**Goal of the exercise**
Pick each line containing the word "webpage" out of the data below.

+ + + + +

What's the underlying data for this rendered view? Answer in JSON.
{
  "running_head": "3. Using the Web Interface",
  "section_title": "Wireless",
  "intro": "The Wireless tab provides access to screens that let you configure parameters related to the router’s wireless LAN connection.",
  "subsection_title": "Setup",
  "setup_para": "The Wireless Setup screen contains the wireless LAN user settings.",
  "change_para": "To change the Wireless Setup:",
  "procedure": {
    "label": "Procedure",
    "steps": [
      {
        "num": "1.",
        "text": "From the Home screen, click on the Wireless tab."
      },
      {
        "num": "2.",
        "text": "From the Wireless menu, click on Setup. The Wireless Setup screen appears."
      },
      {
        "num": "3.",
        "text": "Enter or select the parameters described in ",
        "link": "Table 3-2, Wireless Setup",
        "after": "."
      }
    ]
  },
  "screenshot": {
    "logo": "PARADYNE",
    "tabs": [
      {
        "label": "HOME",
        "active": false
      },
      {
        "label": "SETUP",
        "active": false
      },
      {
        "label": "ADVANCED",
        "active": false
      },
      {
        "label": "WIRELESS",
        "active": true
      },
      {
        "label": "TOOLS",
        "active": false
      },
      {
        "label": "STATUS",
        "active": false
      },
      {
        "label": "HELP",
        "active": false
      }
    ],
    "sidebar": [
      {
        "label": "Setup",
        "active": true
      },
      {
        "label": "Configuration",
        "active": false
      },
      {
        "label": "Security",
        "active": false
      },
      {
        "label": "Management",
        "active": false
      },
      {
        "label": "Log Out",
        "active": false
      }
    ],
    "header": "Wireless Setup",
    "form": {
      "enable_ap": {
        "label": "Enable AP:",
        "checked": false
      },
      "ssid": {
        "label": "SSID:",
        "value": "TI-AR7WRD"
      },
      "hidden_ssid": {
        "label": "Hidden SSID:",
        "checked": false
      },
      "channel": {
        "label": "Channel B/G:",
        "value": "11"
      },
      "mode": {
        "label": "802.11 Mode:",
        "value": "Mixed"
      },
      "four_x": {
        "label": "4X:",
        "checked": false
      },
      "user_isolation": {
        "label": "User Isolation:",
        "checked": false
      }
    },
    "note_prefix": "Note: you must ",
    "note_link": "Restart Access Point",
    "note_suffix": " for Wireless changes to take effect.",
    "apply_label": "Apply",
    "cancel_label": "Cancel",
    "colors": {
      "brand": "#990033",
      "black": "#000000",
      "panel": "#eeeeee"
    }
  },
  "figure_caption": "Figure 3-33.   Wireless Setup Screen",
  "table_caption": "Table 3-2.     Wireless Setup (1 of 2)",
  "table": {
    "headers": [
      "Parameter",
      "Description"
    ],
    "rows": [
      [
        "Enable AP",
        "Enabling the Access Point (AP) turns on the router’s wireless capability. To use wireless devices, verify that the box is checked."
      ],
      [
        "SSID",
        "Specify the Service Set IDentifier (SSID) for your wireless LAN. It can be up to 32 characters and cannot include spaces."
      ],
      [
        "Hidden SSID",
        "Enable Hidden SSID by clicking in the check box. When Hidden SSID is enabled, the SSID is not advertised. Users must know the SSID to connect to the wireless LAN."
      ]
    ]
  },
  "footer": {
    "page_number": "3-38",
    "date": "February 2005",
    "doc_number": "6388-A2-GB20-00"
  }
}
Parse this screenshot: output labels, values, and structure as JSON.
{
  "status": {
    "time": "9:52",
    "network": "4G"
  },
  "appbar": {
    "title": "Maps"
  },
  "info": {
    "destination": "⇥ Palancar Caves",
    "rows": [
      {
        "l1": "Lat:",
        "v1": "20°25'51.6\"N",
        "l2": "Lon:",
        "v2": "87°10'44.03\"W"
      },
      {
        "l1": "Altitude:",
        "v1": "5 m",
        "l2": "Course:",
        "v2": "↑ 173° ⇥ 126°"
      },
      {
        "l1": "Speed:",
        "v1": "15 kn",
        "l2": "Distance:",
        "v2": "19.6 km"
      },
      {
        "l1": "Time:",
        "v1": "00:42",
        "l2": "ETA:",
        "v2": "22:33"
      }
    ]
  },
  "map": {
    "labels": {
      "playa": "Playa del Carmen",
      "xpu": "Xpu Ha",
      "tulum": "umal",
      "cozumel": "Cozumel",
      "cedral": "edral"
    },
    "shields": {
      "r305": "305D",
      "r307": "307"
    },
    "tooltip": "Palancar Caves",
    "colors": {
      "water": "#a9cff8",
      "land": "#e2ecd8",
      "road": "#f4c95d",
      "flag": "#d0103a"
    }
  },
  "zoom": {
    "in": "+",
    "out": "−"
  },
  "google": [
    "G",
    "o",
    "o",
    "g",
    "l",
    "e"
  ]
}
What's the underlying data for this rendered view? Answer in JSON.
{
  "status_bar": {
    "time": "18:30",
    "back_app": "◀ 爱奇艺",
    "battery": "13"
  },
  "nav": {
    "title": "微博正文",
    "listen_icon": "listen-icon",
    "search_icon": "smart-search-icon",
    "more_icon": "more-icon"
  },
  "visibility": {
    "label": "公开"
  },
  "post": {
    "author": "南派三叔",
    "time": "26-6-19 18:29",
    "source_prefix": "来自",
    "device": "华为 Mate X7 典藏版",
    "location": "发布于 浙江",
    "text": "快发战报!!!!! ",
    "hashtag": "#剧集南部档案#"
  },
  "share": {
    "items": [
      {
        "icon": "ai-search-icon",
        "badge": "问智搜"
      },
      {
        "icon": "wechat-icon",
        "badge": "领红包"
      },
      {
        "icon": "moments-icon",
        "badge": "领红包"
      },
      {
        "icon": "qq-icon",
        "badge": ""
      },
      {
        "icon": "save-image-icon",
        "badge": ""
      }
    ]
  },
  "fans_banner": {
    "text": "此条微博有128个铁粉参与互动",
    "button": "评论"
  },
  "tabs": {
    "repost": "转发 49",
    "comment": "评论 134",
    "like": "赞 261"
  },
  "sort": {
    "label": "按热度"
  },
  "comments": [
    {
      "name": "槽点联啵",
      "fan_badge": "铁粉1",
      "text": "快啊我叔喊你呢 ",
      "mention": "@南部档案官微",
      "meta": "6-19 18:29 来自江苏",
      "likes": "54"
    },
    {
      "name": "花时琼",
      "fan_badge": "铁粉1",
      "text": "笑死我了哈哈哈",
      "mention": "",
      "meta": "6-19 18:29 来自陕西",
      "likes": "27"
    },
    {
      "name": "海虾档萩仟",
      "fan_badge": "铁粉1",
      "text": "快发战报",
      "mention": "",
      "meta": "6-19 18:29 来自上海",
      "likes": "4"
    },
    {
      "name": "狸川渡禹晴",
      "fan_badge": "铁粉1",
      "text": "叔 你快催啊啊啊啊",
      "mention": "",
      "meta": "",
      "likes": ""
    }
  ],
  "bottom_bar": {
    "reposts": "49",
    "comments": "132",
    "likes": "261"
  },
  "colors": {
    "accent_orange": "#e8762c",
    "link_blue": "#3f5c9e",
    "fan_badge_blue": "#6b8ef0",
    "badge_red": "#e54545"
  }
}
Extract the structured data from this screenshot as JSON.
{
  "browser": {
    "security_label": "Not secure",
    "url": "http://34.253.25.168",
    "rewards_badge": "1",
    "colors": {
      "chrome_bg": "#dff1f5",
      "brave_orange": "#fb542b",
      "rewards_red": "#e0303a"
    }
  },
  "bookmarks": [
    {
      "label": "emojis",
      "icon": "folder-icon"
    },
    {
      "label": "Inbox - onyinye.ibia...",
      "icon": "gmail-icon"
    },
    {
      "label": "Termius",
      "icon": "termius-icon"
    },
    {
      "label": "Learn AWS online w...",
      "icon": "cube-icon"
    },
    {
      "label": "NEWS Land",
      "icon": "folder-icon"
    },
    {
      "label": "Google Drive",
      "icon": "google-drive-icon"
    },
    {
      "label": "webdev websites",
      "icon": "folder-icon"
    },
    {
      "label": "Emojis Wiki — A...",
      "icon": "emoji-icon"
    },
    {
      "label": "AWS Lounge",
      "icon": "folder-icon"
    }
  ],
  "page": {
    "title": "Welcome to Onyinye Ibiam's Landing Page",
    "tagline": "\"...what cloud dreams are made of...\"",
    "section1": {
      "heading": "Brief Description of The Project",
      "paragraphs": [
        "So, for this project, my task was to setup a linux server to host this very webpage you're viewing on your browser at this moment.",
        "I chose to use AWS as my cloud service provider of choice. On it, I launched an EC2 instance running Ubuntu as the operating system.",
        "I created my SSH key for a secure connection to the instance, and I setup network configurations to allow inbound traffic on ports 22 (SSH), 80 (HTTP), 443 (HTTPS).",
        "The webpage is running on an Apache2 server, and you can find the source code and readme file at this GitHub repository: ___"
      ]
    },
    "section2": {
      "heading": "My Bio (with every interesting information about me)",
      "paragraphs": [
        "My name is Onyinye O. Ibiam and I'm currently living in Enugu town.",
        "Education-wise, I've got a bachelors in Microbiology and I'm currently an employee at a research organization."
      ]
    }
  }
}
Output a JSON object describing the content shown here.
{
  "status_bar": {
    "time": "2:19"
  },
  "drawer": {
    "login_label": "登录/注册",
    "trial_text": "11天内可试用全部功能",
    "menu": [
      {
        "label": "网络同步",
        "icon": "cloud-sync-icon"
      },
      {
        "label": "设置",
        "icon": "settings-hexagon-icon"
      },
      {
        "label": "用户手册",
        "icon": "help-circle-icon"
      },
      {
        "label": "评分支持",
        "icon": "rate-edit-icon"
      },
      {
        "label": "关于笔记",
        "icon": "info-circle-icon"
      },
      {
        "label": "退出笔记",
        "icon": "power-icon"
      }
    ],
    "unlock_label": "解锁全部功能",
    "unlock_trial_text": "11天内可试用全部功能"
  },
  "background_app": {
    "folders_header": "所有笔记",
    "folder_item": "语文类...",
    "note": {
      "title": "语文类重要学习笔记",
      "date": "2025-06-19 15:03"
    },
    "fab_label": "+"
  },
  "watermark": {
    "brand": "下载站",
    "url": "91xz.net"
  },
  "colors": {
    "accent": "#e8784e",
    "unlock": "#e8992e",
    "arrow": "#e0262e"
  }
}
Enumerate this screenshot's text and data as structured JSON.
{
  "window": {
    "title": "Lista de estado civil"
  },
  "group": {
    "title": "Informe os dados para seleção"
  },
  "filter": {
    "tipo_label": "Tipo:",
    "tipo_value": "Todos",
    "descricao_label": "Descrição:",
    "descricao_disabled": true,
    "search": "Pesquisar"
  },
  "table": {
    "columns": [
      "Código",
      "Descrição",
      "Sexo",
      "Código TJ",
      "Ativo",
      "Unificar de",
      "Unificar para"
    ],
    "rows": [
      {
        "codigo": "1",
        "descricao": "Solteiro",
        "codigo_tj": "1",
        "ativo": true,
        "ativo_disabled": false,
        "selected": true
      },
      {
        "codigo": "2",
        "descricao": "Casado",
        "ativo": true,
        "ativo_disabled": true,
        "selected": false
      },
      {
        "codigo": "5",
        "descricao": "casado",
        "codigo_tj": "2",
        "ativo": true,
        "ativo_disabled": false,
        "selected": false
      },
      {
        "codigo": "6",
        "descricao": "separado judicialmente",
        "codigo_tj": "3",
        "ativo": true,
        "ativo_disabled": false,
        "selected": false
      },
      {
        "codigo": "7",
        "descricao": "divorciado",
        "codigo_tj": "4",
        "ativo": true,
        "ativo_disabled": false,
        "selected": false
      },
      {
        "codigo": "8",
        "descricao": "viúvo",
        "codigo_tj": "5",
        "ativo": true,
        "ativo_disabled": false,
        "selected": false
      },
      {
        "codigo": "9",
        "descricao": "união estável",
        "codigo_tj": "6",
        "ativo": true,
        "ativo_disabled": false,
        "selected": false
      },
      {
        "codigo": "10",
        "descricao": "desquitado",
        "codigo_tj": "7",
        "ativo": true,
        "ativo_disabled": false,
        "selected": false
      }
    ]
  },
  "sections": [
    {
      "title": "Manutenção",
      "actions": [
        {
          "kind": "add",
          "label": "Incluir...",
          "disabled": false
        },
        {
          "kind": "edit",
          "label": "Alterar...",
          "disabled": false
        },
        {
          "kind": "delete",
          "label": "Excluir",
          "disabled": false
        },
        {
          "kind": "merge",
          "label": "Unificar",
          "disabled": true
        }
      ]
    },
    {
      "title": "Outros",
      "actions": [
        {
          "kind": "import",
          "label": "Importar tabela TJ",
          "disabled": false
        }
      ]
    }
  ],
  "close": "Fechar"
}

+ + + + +

**Response box**
        "So, for this project, my task was to setup a linux server to host this very webpage you're viewing on your browser at this moment.",
        "The webpage is running on an Apache2 server, and you can find the source code and readme file at this GitHub repository: ___"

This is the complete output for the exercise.